Maryland Tenant-Landlord Law
The Fair Housing Act was created in order to ensure that everyone is treated equally during the housing process. It protects tenants from discrimination when seraching for a rental property. At the federal level the Fair Housing Act protects the following classes:
- National Origin
- Familial Status
In addition to federal fair housing laws, Maryland prohibits the discrimination on the basis of:
- Familial status
- Marital status
- Sexual orientation
- Gender identity
- Reusable tenant screening reports: Landlords are required to notify prospective tenants in writing if they accept such reports (for example, in the rental listing).
- For landlords who offer five or more units for rent at one location, additional fees (other than a security deposit) over $25 that were not used towards a credit check or application process must be returned to the prospective tenant within 15 days of occupancy or written communication that no tenancy will occur.
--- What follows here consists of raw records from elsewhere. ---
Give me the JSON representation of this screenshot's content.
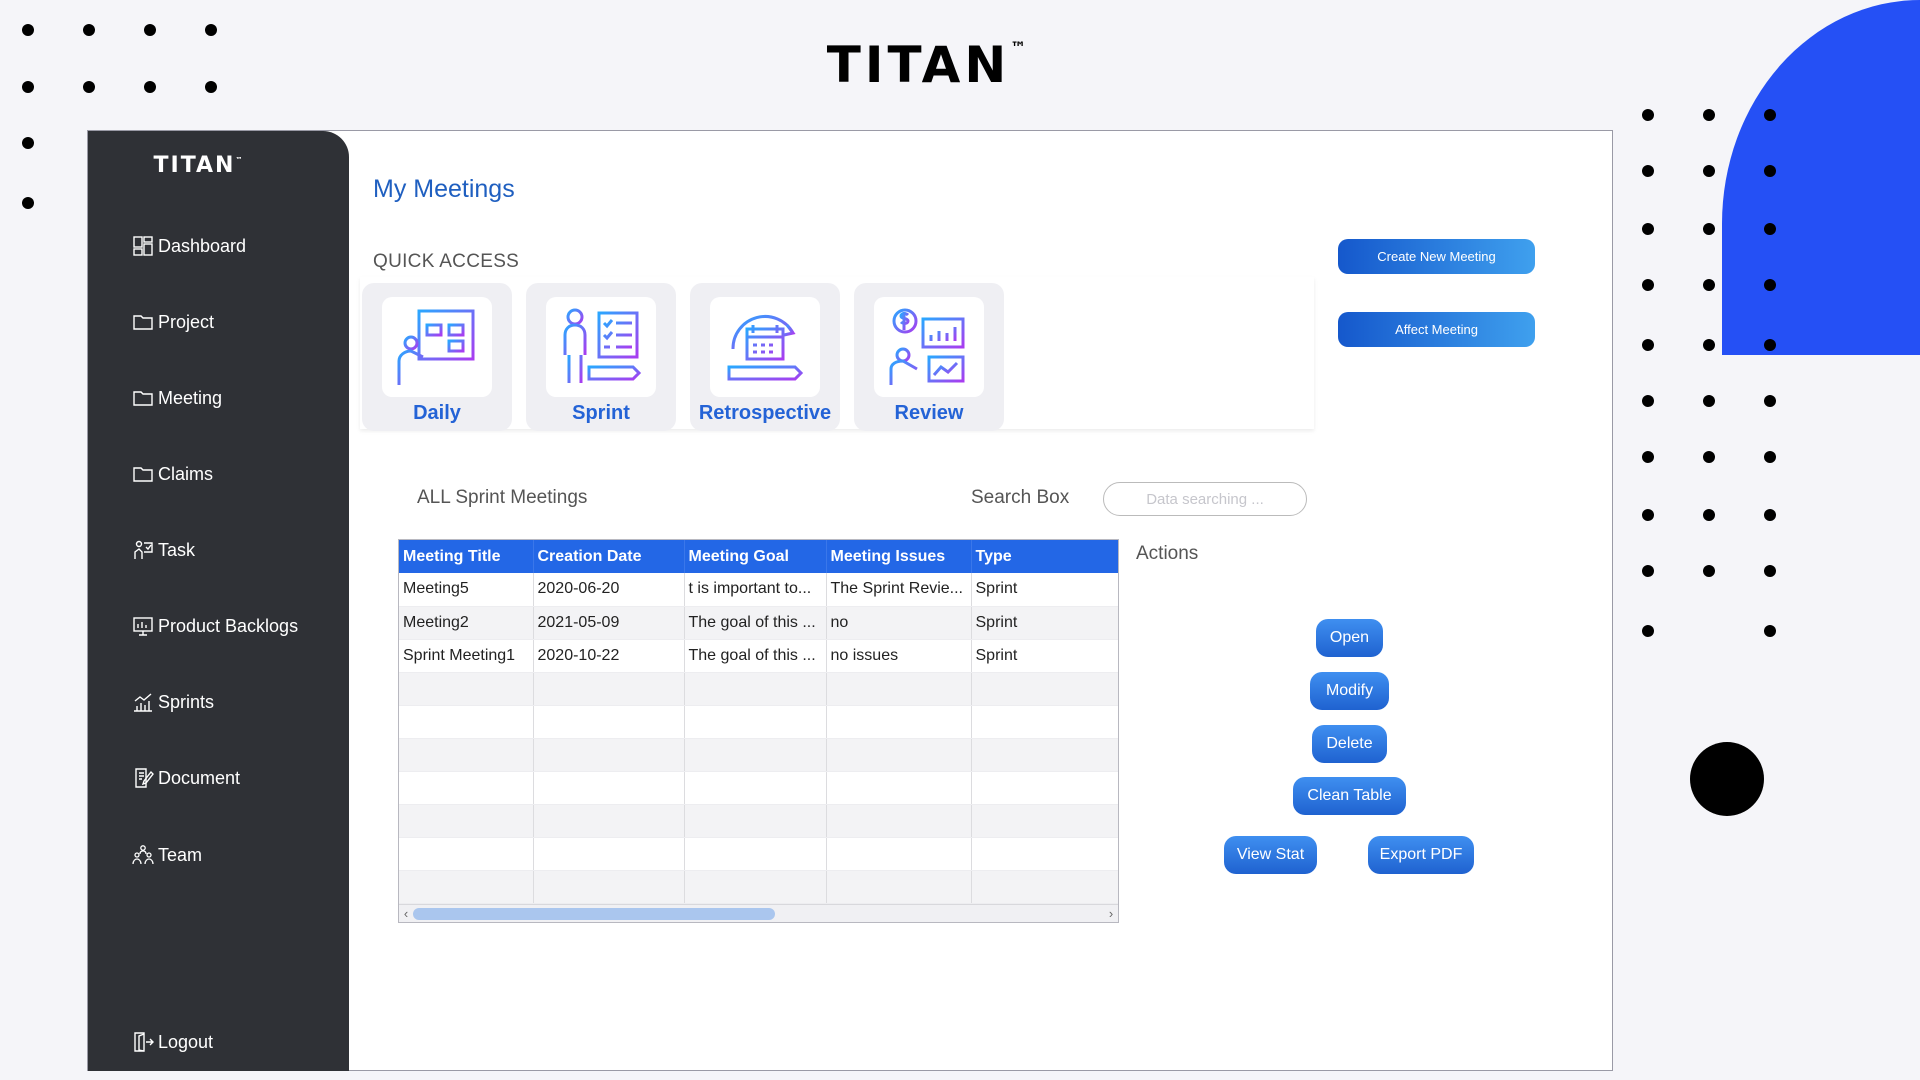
{
  "brand": {
    "name": "TITAN",
    "tm": "™"
  },
  "sidebar": {
    "brand": "TITAN",
    "tm": "™",
    "items": [
      {
        "label": "Dashboard",
        "icon": "dashboard-icon"
      },
      {
        "label": "Project",
        "icon": "folder-icon"
      },
      {
        "label": "Meeting",
        "icon": "folder-icon"
      },
      {
        "label": "Claims",
        "icon": "folder-icon"
      },
      {
        "label": "Task",
        "icon": "task-icon"
      },
      {
        "label": "Product Backlogs",
        "icon": "backlog-icon"
      },
      {
        "label": "Sprints",
        "icon": "sprints-chart-icon"
      },
      {
        "label": "Document",
        "icon": "document-icon"
      },
      {
        "label": "Team",
        "icon": "team-icon"
      }
    ],
    "logout": {
      "label": "Logout",
      "icon": "logout-icon"
    }
  },
  "main": {
    "title": "My Meetings",
    "quick_access": {
      "label": "QUICK ACCESS",
      "cards": [
        {
          "label": "Daily",
          "icon": "daily-board-icon"
        },
        {
          "label": "Sprint",
          "icon": "sprint-checklist-icon"
        },
        {
          "label": "Retrospective",
          "icon": "retrospective-calendar-icon"
        },
        {
          "label": "Review",
          "icon": "review-stats-icon"
        }
      ]
    },
    "buttons": {
      "create": "Create New Meeting",
      "affect": "Affect Meeting"
    },
    "list_title": "ALL Sprint Meetings",
    "search": {
      "label": "Search Box",
      "placeholder": "Data searching ..."
    },
    "table": {
      "columns": [
        "Meeting Title",
        "Creation Date",
        "Meeting Goal",
        "Meeting Issues",
        "Type"
      ],
      "rows": [
        [
          "Meeting5",
          "2020-06-20",
          "t is important to...",
          "The Sprint Revie...",
          "Sprint"
        ],
        [
          "Meeting2",
          "2021-05-09",
          "The goal of this ...",
          "no",
          "Sprint"
        ],
        [
          "Sprint Meeting1",
          "2020-10-22",
          "The goal of this ...",
          "no issues",
          "Sprint"
        ]
      ],
      "scroll_left": "‹",
      "scroll_right": "›"
    },
    "actions": {
      "label": "Actions",
      "open": "Open",
      "modify": "Modify",
      "delete": "Delete",
      "clean": "Clean Table",
      "view_stat": "View Stat",
      "export_pdf": "Export PDF"
    }
  },
  "colors": {
    "accent": "#2367e6",
    "title": "#1f5fc0",
    "sidebar": "#2f3136",
    "blob": "#2550f5"
  }
}
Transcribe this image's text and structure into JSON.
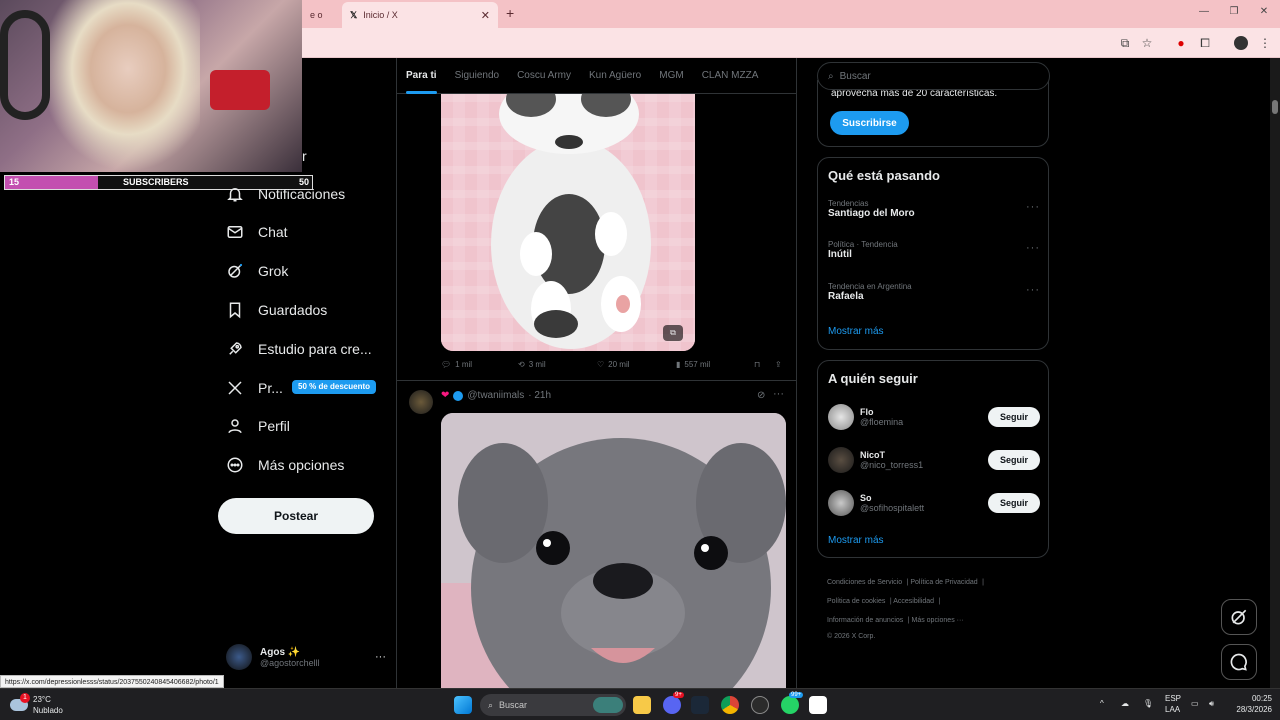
{
  "browser": {
    "tabs": [
      {
        "label": "e o",
        "active": false
      },
      {
        "label": "Inicio / X",
        "active": true
      }
    ],
    "new_tab": "+"
  },
  "overlay": {
    "sub_count": "15",
    "sub_label": "SUBSCRIBERS",
    "sub_goal": "50"
  },
  "sidebar": {
    "partial_label": "r",
    "items": [
      {
        "label": "Notificaciones",
        "icon": "bell-icon"
      },
      {
        "label": "Chat",
        "icon": "mail-icon"
      },
      {
        "label": "Grok",
        "icon": "grok-icon"
      },
      {
        "label": "Guardados",
        "icon": "bookmark-icon"
      },
      {
        "label": "Estudio para cre...",
        "icon": "rocket-icon"
      },
      {
        "label": "Pr...",
        "icon": "x-logo-icon"
      },
      {
        "label": "Perfil",
        "icon": "person-icon"
      },
      {
        "label": "Más opciones",
        "icon": "more-circle-icon"
      }
    ],
    "premium_badge": "50 % de descuento",
    "post_button": "Postear",
    "account": {
      "name": "Agos ✨",
      "handle": "@agostorchelll",
      "more": "···"
    }
  },
  "feed": {
    "tabs": [
      "Para ti",
      "Siguiendo",
      "Coscu Army",
      "Kun Agüero",
      "MGM",
      "CLAN MZZA"
    ],
    "post1_actions": {
      "replies": "1 mil",
      "reposts": "3 mil",
      "likes": "20 mil",
      "views": "557 mil"
    },
    "post2": {
      "handle": "@twaniimals",
      "time": "· 21h",
      "more": "···"
    }
  },
  "right": {
    "search_placeholder": "Buscar",
    "premium_text": "aprovecha más de 20 características.",
    "subscribe_button": "Suscribirse",
    "trends_title": "Qué está pasando",
    "trends": [
      {
        "meta": "Tendencias",
        "name": "Santiago del Moro"
      },
      {
        "meta": "Política · Tendencia",
        "name": "Inútil"
      },
      {
        "meta": "Tendencia en Argentina",
        "name": "Rafaela"
      }
    ],
    "show_more": "Mostrar más",
    "follow_title": "A quién seguir",
    "follow": [
      {
        "name": "Flo",
        "handle": "@floemina",
        "button": "Seguir"
      },
      {
        "name": "NicoT",
        "handle": "@nico_torress1",
        "button": "Seguir"
      },
      {
        "name": "So",
        "handle": "@sofihospitalett",
        "button": "Seguir"
      }
    ],
    "footer": {
      "l1a": "Condiciones de Servicio",
      "l1b": "Política de Privacidad",
      "l2a": "Política de cookies",
      "l2b": "Accesibilidad",
      "l3a": "Información de anuncios",
      "l3b": "Más opciones ···",
      "copy": "© 2026 X Corp."
    }
  },
  "status_url": "https://x.com/depressionlesss/status/2037550240845406682/photo/1",
  "taskbar": {
    "weather_temp": "23°C",
    "weather_desc": "Nublado",
    "search_placeholder": "Buscar",
    "lang1": "ESP",
    "lang2": "LAA",
    "time": "00:25",
    "date": "28/3/2026",
    "badge_weather": "1",
    "badge_discord": "9+",
    "badge_whatsapp": "99+"
  }
}
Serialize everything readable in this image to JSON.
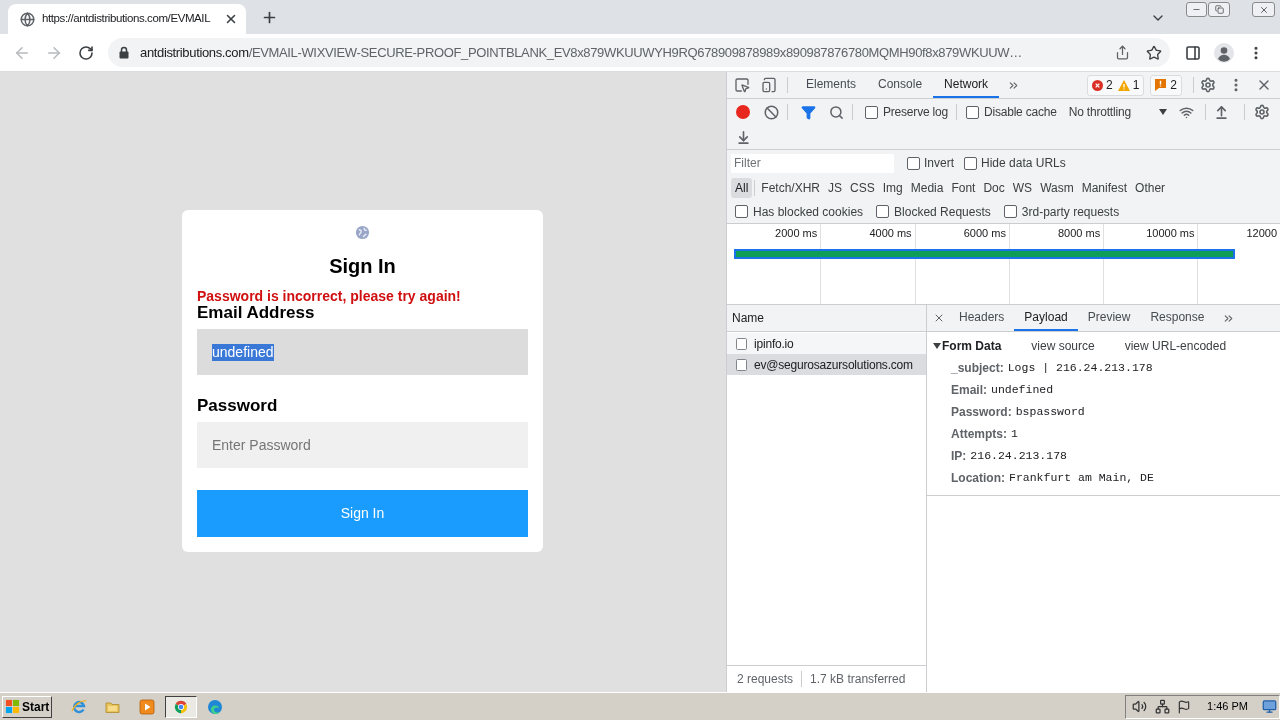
{
  "browser": {
    "tab": {
      "title": "https://antdistributions.com/EVMAIL",
      "selected": true
    },
    "address": {
      "host": "antdistributions.com",
      "path": "/EVMAIL-WIXVIEW-SECURE-PROOF_POINTBLANK_EV8x879WKUUWYH9RQ678909878989x890987876780MQMH90f8x879WKUUW…"
    }
  },
  "page": {
    "card": {
      "title": "Sign In",
      "error": "Password is incorrect, please try again!",
      "fields": [
        {
          "label": "Email Address",
          "value": "undefined",
          "focused": true,
          "text_selected": true
        },
        {
          "label": "Password",
          "placeholder": "Enter Password",
          "focused": false
        }
      ],
      "button": "Sign In"
    }
  },
  "devtools": {
    "tabs": [
      {
        "label": "Elements",
        "selected": false
      },
      {
        "label": "Console",
        "selected": false
      },
      {
        "label": "Network",
        "selected": true
      }
    ],
    "counts": {
      "errors": "2",
      "warnings": "1",
      "issues": "2"
    },
    "toolbar": {
      "recording": true,
      "options": [
        {
          "label": "Preserve log",
          "checked": false
        },
        {
          "label": "Disable cache",
          "checked": false
        }
      ],
      "throttling": "No throttling"
    },
    "filter": {
      "placeholder": "Filter",
      "options": [
        {
          "label": "Invert",
          "checked": false
        },
        {
          "label": "Hide data URLs",
          "checked": false
        }
      ]
    },
    "types": [
      {
        "label": "All",
        "selected": true
      },
      {
        "label": "Fetch/XHR",
        "selected": false
      },
      {
        "label": "JS",
        "selected": false
      },
      {
        "label": "CSS",
        "selected": false
      },
      {
        "label": "Img",
        "selected": false
      },
      {
        "label": "Media",
        "selected": false
      },
      {
        "label": "Font",
        "selected": false
      },
      {
        "label": "Doc",
        "selected": false
      },
      {
        "label": "WS",
        "selected": false
      },
      {
        "label": "Wasm",
        "selected": false
      },
      {
        "label": "Manifest",
        "selected": false
      },
      {
        "label": "Other",
        "selected": false
      }
    ],
    "request_filters": [
      {
        "label": "Has blocked cookies",
        "checked": false
      },
      {
        "label": "Blocked Requests",
        "checked": false
      },
      {
        "label": "3rd-party requests",
        "checked": false
      }
    ],
    "overview": {
      "ticks": [
        "2000 ms",
        "4000 ms",
        "6000 ms",
        "8000 ms",
        "10000 ms",
        "12000"
      ]
    },
    "requests": {
      "column": "Name",
      "rows": [
        {
          "name": "ipinfo.io",
          "selected": false
        },
        {
          "name": "ev@segurosazursolutions.com",
          "selected": true
        }
      ],
      "count": "2 requests",
      "transferred": "1.7 kB transferred"
    },
    "details": {
      "tabs": [
        {
          "label": "Headers",
          "selected": false
        },
        {
          "label": "Payload",
          "selected": true
        },
        {
          "label": "Preview",
          "selected": false
        },
        {
          "label": "Response",
          "selected": false
        }
      ],
      "section": {
        "title": "Form Data",
        "expanded": true,
        "links": [
          "view source",
          "view URL-encoded"
        ],
        "fields": [
          {
            "key": "_subject:",
            "value": "Logs | 216.24.213.178"
          },
          {
            "key": "Email:",
            "value": "undefined"
          },
          {
            "key": "Password:",
            "value": "bspassword"
          },
          {
            "key": "Attempts:",
            "value": "1"
          },
          {
            "key": "IP:",
            "value": "216.24.213.178"
          },
          {
            "key": "Location:",
            "value": "Frankfurt am Main, DE"
          }
        ]
      }
    }
  },
  "taskbar": {
    "start": "Start",
    "apps": [
      {
        "kind": "ie",
        "selected": false
      },
      {
        "kind": "folder",
        "selected": false
      },
      {
        "kind": "media",
        "selected": false
      },
      {
        "kind": "chrome",
        "selected": true
      },
      {
        "kind": "edge",
        "selected": false
      }
    ],
    "clock": "1:46 PM"
  }
}
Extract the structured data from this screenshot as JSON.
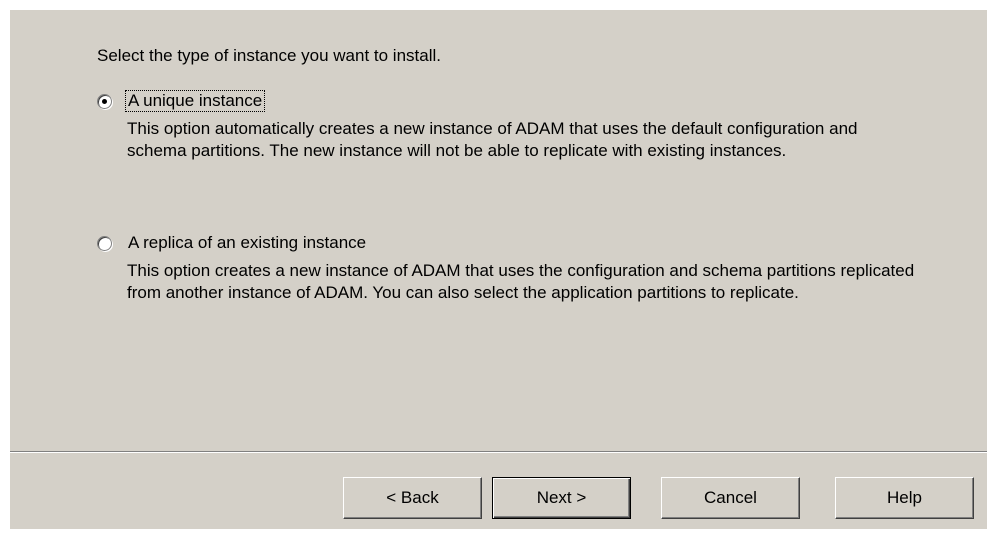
{
  "prompt": "Select the type of instance you want to install.",
  "options": [
    {
      "label": "A unique instance",
      "description": "This option automatically creates a new instance of ADAM that uses the default configuration and schema partitions. The new instance will not be able to replicate with existing instances.",
      "selected": true
    },
    {
      "label": "A replica of an existing instance",
      "description": "This option creates a new instance of ADAM that uses the configuration and schema partitions replicated from another instance of ADAM. You can also select the application partitions to replicate.",
      "selected": false
    }
  ],
  "buttons": {
    "back": "< Back",
    "next": "Next >",
    "cancel": "Cancel",
    "help": "Help"
  }
}
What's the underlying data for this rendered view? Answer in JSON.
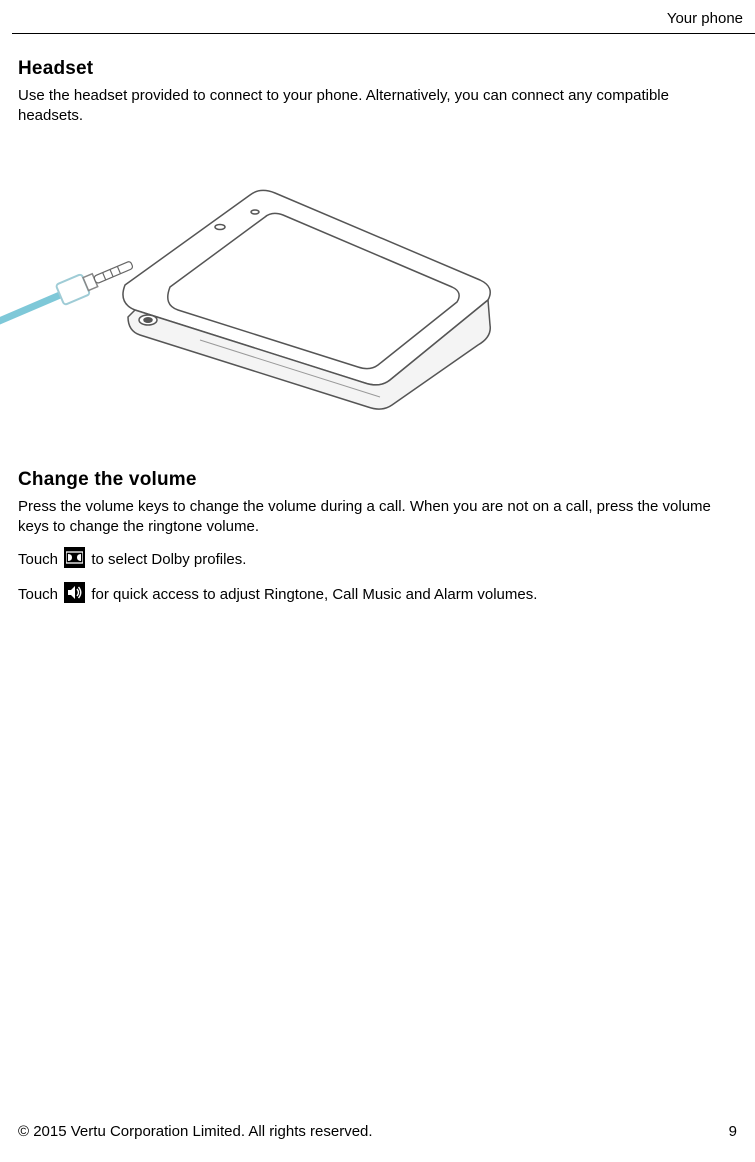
{
  "header": {
    "breadcrumb": "Your phone"
  },
  "sections": {
    "headset": {
      "title": "Headset",
      "body": "Use the headset provided to connect to your phone. Alternatively, you can connect any compatible headsets."
    },
    "volume": {
      "title": "Change the volume",
      "body": "Press the volume keys to change the volume during a call. When you are not on a call, press the volume keys to change the ringtone volume.",
      "touch1_prefix": "Touch ",
      "touch1_suffix": " to select Dolby profiles.",
      "touch2_prefix": "Touch ",
      "touch2_suffix": " for quick access to adjust Ringtone, Call Music and Alarm volumes."
    }
  },
  "footer": {
    "copyright": "© 2015 Vertu Corporation Limited. All rights reserved.",
    "page_number": "9"
  }
}
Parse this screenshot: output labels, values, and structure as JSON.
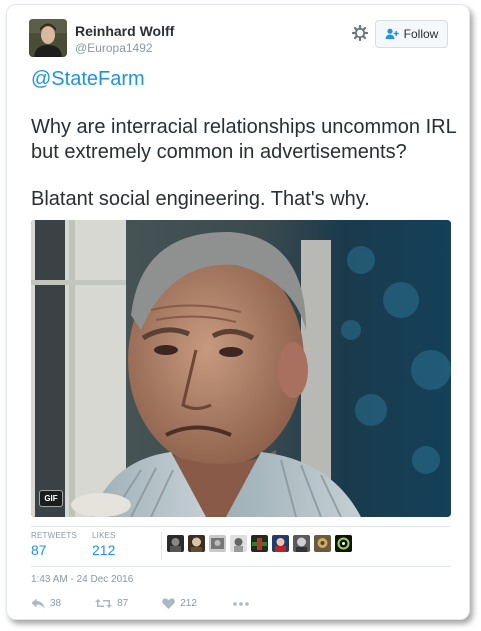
{
  "tweet": {
    "user": {
      "display_name": "Reinhard Wolff",
      "handle": "@Europa1492",
      "avatar_icon": "user-avatar-photo"
    },
    "settings_icon": "gear-icon",
    "follow_label": "Follow",
    "mention": "@StateFarm",
    "paragraphs": [
      "Why are interracial relationships uncommon IRL but extremely common in advertisements?",
      "Blatant social engineering. That's why."
    ],
    "media": {
      "badge": "GIF"
    },
    "stats": {
      "retweets_label": "RETWEETS",
      "retweets_value": "87",
      "likes_label": "LIKES",
      "likes_value": "212"
    },
    "timestamp": "1:43 AM - 24 Dec 2016",
    "actions": {
      "reply_count": "38",
      "retweet_count": "87",
      "like_count": "212"
    },
    "colors": {
      "link": "#1b95e0",
      "text": "#292f33",
      "muted": "#8899a6"
    }
  }
}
- Maximum amount landlord can charge: A landlord may not charge a security deposit that exceeds the equivalent of 2 months’ rent, regardless of the number of tenants. Civ. Code (§8–203 (b) (1))
- Returning the security deposit: Must be returned within 45 days after the end of the tenancy with simple interest rate of 1.5% a year. Civ. Code (§8–203. (e) (1))
- Bank account requirements: Landlords are required to keep security deposits in federally insured financial institutions. The security deposit must be in an account within 30 days after the landlord receives it. Civ. Code (§8–203. (d) (i))
Rent and Late Fees
- Written lease agreement: A landlord who offers 5 or more rental properties within the state may not rent a residential dwelling unit without a written lease. Civ. Code (§8–208. (1))
- Rent increase notice: No law requiring rent increase notice.
- Late Fees: May not exceed 5% of rent due. If the rent is paid weekly landlord may charge $3 per week. Civ. Code (§8–208. (d) (3))
Notices and Entry
- Notice to terminate yearly lease: Notice in writing shall be given 3 months before the expiration of current year of the tenancy except for farm tenancies which shall be given 6 months. Civ. Code (§8–402. (b) (3))
- Notice to terminate month-to-month lease: Notice in writing of 1 month is required. Civ. Code (§8–402. (b) (3))
- Notice to terminate week-to-week lease: Notice in writing of 1 week is required. Civ. Code (§8–402. (b) (3))
- Tenant allowed to repair and deduct rent: Only under specific circumstances (Civ. Code §8–211)
When it is failure to pay rent, the tenant has to pay you immediately otherwise the eviction notice can be filed with the courts.
When there is another lease violation (e.g. subletting), the tenant has 30 days to resolve the violation from the point that the eviction notice is served. Otherwise the eviction notice will be filed with the courts.
Stopping the eviction: By paying full rent, along with any late fees and court costs by the day of the trial the eviction will not proceed. Civ. Code (§8–401. (C)( 5))
For more information on Maryland Landlord Tenant laws please visit their website here.
As the situation with COVID-19 continues to evolve, the moratorium on foreclosures and evictions will continue to impact millions of rental properties across the country. For the most up to date information on this legislation, as well as to see if your city or county has additional directives in place, please contact your local representative.